- [AIM OF THE EXERCISE]: Whenever "only" appears in a line, please copy that line from the data.

· · · · · · ·

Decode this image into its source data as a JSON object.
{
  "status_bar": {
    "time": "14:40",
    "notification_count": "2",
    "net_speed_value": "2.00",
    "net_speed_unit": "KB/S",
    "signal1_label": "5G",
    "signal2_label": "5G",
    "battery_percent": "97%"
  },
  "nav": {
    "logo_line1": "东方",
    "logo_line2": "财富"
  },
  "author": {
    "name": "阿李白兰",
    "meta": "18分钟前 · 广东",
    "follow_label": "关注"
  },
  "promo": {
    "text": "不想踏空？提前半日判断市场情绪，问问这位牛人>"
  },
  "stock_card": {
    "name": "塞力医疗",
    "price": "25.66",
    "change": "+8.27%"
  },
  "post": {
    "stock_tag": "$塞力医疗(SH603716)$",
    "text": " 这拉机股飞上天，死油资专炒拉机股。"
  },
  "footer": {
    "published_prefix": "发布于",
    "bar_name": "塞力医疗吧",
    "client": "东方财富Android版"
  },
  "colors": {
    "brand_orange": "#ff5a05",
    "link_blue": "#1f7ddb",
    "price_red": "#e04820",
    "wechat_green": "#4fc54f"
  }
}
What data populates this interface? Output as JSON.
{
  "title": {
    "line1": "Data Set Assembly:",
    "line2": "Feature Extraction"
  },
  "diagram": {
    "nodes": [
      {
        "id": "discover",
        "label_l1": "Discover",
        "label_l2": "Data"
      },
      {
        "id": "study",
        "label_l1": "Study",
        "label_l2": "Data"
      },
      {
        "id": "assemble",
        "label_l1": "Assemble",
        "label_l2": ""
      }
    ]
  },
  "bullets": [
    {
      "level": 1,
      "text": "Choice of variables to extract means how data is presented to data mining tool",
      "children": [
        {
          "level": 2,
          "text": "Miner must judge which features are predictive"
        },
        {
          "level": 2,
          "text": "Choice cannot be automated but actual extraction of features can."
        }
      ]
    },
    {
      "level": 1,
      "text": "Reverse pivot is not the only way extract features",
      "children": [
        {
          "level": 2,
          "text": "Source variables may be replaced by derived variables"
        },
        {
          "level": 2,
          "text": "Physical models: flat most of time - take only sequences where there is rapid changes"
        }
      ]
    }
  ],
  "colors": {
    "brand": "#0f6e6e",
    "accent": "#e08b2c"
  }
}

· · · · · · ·

- [RESPONSE AREA]:
      "text": "Reverse pivot is not the only way extract features",
          "text": "Physical models: flat most of time - take only sequences where there is rapid changes"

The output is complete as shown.